Influential CountryMusic singer of the 1980s and 1990s. Born Randy Bruce Traywick, he didn't break into the scene instantly: a deal with Paula Records in 1978 produced only two dud singles. Three years later, he released a live album as Randy Ray, but it wasn't until 1985 that he signed a contract with Creator/WarnerBrosRecords, this time as Randy Travis. Even this wasn't an instant success, as his first Warner single, "On the Other Hand," stalled at #67 on the country charts. However, he had a Top 10 hit with "1982" only a year later, and then persuaded the label to re-release "On the Other Hand." Despite this unorthodox move, that song went on to become his first #1 hit. Of his next twelve singles, all but two went to #1 on the country charts.

Although Randy was a little more sporadic on the charts come the mid-1990s, he was still a consistent seller of albums. Even a switch from Warner Bros. to Creator/DreamWorks Records in 1997 kept him going for a couple more years until 2000, when he switched from his traditional, hardcore, honky-tonk sound to country-gospel.

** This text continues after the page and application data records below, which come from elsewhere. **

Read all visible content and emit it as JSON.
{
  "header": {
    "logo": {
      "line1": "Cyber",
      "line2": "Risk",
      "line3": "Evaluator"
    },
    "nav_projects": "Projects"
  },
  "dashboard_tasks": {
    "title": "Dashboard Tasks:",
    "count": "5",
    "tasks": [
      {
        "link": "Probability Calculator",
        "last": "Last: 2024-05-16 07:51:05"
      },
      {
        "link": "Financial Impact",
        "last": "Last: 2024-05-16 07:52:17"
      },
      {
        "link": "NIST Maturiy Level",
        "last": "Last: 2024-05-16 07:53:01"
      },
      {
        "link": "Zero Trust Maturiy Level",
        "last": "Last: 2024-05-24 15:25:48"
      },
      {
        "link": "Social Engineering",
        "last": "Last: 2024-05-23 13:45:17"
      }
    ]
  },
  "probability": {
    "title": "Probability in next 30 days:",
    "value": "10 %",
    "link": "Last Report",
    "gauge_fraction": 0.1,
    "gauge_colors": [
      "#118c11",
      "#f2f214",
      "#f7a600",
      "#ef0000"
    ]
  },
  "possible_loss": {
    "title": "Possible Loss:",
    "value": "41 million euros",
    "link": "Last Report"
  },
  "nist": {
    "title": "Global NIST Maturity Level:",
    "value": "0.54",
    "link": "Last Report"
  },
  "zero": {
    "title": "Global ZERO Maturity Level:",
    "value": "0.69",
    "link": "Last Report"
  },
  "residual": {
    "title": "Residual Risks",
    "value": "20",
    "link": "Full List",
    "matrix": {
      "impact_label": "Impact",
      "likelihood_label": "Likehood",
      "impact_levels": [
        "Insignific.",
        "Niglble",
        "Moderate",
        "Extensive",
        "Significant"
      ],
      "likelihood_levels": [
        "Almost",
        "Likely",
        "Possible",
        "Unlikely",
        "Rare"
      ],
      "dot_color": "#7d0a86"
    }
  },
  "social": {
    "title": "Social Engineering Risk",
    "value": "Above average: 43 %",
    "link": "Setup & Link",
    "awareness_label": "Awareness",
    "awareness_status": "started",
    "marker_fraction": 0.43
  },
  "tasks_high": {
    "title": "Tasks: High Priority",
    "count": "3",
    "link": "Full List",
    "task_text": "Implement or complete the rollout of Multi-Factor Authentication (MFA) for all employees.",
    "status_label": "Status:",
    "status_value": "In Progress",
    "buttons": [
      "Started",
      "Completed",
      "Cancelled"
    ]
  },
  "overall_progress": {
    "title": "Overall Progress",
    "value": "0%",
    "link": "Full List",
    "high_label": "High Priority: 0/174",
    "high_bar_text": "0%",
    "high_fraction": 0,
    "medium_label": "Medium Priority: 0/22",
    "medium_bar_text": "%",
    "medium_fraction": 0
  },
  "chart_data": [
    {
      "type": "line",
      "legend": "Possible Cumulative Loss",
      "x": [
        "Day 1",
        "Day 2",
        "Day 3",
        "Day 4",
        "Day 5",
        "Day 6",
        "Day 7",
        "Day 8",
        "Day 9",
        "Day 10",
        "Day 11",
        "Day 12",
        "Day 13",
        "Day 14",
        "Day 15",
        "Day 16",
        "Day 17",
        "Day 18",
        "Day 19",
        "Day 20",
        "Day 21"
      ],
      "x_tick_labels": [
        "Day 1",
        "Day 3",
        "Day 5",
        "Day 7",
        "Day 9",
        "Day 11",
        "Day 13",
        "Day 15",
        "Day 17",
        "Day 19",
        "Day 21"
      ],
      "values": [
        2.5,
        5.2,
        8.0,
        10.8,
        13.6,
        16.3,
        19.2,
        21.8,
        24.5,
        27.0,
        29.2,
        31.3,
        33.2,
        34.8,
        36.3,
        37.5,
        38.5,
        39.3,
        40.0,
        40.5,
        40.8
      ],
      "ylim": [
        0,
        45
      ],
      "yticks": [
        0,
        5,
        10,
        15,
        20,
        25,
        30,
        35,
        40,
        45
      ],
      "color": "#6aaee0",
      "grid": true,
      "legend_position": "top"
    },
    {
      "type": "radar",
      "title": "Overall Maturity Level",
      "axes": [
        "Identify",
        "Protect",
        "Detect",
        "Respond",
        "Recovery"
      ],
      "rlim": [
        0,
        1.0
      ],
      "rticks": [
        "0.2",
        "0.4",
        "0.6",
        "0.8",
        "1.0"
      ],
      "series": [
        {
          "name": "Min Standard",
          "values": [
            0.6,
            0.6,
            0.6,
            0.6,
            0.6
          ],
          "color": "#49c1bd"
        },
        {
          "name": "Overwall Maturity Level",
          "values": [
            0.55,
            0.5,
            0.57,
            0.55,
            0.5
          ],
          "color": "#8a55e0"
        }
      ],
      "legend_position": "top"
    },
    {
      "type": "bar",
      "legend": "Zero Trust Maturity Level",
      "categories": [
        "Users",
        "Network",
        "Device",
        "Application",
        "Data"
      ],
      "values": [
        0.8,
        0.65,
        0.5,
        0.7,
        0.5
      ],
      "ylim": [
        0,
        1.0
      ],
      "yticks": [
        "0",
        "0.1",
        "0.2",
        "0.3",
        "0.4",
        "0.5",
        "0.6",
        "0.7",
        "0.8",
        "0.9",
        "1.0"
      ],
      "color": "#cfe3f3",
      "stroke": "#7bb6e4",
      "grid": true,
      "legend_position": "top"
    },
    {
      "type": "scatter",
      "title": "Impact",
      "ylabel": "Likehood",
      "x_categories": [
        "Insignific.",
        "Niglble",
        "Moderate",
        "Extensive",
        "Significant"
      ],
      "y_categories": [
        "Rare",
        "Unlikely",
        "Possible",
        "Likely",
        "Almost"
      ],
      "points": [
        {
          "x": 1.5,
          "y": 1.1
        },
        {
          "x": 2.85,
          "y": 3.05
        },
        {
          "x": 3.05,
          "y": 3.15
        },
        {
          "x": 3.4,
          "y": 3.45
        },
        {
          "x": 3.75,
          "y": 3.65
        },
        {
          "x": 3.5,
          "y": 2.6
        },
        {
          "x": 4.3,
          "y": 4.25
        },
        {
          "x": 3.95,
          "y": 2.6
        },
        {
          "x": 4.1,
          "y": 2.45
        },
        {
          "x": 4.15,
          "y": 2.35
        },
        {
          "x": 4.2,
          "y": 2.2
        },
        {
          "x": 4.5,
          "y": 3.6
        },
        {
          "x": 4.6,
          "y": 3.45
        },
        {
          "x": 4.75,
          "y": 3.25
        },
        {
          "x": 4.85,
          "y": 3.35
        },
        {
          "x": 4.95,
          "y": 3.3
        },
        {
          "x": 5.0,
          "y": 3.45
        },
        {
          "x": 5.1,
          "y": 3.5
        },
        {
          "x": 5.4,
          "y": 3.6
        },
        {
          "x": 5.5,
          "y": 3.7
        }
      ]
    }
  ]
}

Travis suffered a CreatorBreakdown in the late 2000s that culminated in a series of drunken antics. He later suffered a major stroke, from which he is successfully recovering as of January 2014.
!Tropes present in Randy Travis' work:
* AnimatedMusicVideo: "Before You Kill Us All" was one of the first in country music.
* BlackComedy: In "Before You Kill Us All", the narrator's dog and cat won't eat, the goldfish and plants have all died and the narrator himself is depressed. He pleads his lover to come back before she kills them all.
* BloodStainedLetter: "Three Wooden Crosses" has a blood-stained bible that was given to a hooker by a preacher who was dying from an accident, and which she read to her son, who also became a preacher.
* DualMeaningChorus: "Spirit of a Boy, Wisdom of a Man" has the main character choosing between the two titular options in three different life scenarios: whether to consummate a teenage romance, whether to support the resulting child, and whether to commit adultery.
* NotSoStoic:
** "The Box" is about a box that the narrator finds, containing sentimental memorabilia from his father, including a poem about his children and a faded leather Bible. The narrator then concludes that "We all thought his heart was made of solid rock / But that was long before we found the box".
** Also done in "A Man Ain't Made of Stone":
--->I was supposed to be the rock that you could stand on\\
Stronger than an old oak tree\\
But all you ever wanted was the one thing\\
I never let you see\\
The tender side of me\\
I tried to be a mountain, solid and strong\\
All it took was your leaving to know I was wrong\\
A man ain't made of stone…
* RereleaseTheSong: As mentioned above, he released "On the Other Hand" twice within a year.
* RhymingWithItself: "Better Class of Losers" subverts this by rhyming "suite" and "sweet".
* SonOfAWhore: One of the characters in "Three Wooden Crosses". It turns out that [[spoiler:the preacher telling the story to his congregation is the son of the hooker who survived the crash, who read the Bible that the preacher who died gave her to him.]]
** HookerWithAHeartOfGold: Said character's mom.
* SympatheticAdulterer: The narrator of "Reasons I Cheat" may be interpreted in this way. While he admits to having an affair, the reasons he gives for doing so may make it seem not justified, but at least somewhat understandable.
* TalkAboutTheWeather: "As long as old men sit and talk about the weather" is a line in "Forever and Ever, Amen".
* UncommonTime: The verse to "If I Didn't Have You" use two bars of 2/2, one bar of 1/2 and another bar of 2/2, basically making each line in 7/2 time.
* VocalEvolution: On the songs he did as Randy Traywick in the 70s, he had a more swaggering voice like Music/WaylonJennings. By the time he signed to Warner, his voice became smoother and more reedy. It happened again in the late 90s-early 2000s when he started sounding older and more weathered.